The government has said the decision by Johnson & Johnson to delay the supply of its Covid vaccine to Europe, while the US investigates reports of six cases of unusual blood clots in young women who have had the jab, will not derail the UK’s vaccination programme.
That reflects well on the decisions taken by the Vaccines Taskforce, originally headed by Kate Bingham.
The UK bought 30m doses of the J&J vaccine, along with 100m doses of the Oxford/AstraZeneca vaccine. But the taskforce spread its bets. As a result, any delays to the J&J order may not matter.
These two vaccines are both made with the same technology – the spike protein gene of the coronavirus is delivered via a vector, which in the case of J&J is a human common cold virus and, in the Oxford vaccine, a similar chimp virus.
Bingham and her team chose vaccines from four different technology “buckets”, as she called them.
In an interview with the Guardian last July she explained the thinking. She talked of two “hairy, scary, sexy ones” which were new and advanced technologies. The viral vector vaccines, like AZ and J&J, were one; the other was the mRNA vaccines, like Pfizer/BioNTech and Moderna.
The other two technologies she characterised as “the rather boring, much more established vaccine formats, which we know much more about, but they are further behind in clinical development”.
Those more tried and tested strategies included using the whole killed virus, which is how vaccines were traditionally made.
The Valneva vaccine is one of those. Although it is still in trials, the government demonstrated confidence in February by ordering 40m more doses, to total 100m, which is as big a contract as for AstraZeneca’s. The vaccine will be made in Scotland, which reduces supply issues, and should be available later in the year.

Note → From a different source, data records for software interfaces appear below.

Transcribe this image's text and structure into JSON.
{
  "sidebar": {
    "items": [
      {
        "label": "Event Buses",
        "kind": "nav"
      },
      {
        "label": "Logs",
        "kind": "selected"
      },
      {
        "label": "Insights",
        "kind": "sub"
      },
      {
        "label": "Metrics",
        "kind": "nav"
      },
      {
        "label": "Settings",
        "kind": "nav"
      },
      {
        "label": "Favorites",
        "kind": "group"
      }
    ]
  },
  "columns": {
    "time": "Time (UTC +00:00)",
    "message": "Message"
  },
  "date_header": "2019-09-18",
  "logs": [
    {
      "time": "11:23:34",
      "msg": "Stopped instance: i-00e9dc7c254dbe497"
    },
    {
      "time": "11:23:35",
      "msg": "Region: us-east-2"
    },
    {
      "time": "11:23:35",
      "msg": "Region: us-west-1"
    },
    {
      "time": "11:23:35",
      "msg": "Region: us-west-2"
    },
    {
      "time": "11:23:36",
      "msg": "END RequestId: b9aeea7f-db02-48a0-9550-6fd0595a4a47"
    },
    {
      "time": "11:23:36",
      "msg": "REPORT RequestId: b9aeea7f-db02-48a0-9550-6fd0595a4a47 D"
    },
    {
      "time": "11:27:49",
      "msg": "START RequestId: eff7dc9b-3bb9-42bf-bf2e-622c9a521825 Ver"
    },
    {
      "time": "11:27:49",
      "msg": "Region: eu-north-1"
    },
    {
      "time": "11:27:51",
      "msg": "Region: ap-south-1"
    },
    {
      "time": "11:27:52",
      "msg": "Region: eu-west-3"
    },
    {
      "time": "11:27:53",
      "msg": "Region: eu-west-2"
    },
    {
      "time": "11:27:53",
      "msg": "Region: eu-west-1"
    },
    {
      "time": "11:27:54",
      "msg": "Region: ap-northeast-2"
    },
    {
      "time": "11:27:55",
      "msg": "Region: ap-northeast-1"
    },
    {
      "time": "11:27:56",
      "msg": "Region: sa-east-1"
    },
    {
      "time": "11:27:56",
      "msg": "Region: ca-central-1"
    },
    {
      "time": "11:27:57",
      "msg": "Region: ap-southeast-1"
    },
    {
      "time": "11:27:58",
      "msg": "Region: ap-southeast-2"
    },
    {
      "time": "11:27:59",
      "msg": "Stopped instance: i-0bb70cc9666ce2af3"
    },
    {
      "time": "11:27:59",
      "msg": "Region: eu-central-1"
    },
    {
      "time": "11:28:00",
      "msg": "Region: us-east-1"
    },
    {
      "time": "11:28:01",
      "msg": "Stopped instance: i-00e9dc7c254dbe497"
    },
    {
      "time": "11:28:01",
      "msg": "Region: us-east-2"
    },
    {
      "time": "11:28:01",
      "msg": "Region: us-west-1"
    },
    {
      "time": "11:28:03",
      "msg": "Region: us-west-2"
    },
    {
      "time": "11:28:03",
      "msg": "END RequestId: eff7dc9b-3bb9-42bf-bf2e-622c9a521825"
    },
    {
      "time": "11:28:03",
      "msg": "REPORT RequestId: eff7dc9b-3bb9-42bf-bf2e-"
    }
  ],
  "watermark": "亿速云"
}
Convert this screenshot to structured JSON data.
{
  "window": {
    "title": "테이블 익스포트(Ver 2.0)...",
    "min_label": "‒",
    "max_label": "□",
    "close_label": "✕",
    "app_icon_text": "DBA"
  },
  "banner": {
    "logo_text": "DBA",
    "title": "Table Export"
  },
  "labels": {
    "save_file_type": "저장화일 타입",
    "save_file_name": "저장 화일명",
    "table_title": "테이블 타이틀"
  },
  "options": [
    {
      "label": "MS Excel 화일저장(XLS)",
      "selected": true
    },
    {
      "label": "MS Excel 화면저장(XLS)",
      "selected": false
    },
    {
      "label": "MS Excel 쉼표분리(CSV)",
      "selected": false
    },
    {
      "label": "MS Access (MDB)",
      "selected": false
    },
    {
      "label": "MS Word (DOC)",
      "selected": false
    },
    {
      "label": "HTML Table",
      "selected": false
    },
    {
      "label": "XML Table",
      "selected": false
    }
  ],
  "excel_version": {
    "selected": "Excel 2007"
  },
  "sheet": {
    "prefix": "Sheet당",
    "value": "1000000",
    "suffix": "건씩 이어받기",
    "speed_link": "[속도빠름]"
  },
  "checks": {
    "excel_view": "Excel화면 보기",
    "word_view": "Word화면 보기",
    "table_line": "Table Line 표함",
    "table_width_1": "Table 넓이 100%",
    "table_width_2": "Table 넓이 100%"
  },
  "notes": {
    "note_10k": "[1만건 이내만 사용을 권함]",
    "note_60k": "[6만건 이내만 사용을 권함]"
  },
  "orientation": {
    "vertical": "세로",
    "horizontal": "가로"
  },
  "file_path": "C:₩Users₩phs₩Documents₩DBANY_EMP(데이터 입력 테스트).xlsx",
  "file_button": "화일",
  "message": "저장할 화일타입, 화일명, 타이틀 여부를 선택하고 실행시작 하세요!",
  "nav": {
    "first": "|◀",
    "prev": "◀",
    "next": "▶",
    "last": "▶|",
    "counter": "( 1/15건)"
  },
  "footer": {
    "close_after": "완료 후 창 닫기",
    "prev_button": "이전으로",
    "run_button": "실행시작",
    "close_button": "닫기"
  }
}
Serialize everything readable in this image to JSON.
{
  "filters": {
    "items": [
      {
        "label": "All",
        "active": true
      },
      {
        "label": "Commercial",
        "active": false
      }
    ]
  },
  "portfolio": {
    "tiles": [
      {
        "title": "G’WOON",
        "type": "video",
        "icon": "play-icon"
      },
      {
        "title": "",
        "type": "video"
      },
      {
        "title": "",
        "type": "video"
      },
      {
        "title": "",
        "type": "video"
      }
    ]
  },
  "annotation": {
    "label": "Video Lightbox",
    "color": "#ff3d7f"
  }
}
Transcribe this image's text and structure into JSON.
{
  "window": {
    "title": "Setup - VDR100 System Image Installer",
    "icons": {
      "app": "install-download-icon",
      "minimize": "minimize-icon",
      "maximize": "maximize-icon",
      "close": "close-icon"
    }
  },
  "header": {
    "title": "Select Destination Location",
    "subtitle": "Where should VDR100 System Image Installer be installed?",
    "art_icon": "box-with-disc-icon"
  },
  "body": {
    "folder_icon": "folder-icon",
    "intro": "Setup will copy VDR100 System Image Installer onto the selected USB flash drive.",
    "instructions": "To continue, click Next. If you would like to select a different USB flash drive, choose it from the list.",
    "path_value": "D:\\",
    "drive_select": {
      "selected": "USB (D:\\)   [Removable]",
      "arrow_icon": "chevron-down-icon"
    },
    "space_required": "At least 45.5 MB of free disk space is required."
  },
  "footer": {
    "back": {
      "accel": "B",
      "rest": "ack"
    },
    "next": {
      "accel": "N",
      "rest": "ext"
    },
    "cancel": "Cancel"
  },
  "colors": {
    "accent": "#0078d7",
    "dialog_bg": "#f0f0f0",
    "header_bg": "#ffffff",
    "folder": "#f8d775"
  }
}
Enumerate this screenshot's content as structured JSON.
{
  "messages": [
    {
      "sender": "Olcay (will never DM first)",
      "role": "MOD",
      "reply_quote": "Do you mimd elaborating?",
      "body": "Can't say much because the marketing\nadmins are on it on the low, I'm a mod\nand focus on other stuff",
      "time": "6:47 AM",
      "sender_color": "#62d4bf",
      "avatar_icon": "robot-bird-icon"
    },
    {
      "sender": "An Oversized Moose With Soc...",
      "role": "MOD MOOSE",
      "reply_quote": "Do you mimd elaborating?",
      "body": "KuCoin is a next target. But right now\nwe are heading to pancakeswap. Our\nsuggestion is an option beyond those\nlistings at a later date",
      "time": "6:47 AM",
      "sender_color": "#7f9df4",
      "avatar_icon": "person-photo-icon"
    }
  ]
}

The fourth bucket is vaccines that use an adjuvant – to boost the immune system. GSK and Sanofi are trailing their vaccine designed in this way. They tweaked it after poor results and restarted trials in February.
When the taskforce was drawing up its shopping list, the key question was whether the vaccines would work at all.
It surprised everybody that so many of them had such excellent results in large-scale trials. Efficacy of 80% or 90% was hardly dreamed of in the early days – there was a general agreement that anything more than 50% effective against a brand-new virus would be amazing.
The blood clots with low platelets being investigated for links to the AstraZeneca and J&J vaccines are rare events – four in 1m for AZ in the UK, where more than 20m doses have been given, and around one in 1m for J&J in the US.
At that low rate, and with diagnosis and treatment improving, the risks are far outweighed by the deaths and damage from Covid-19.
It is unlikely there will be much of a glitch in supply as a result of the investigations, but if there is, the UK has other vaccines in the pipeline.
Unfortunately, in much of the world, where AZ and J&J are intended to be the mainstay of vaccination, that is not the case.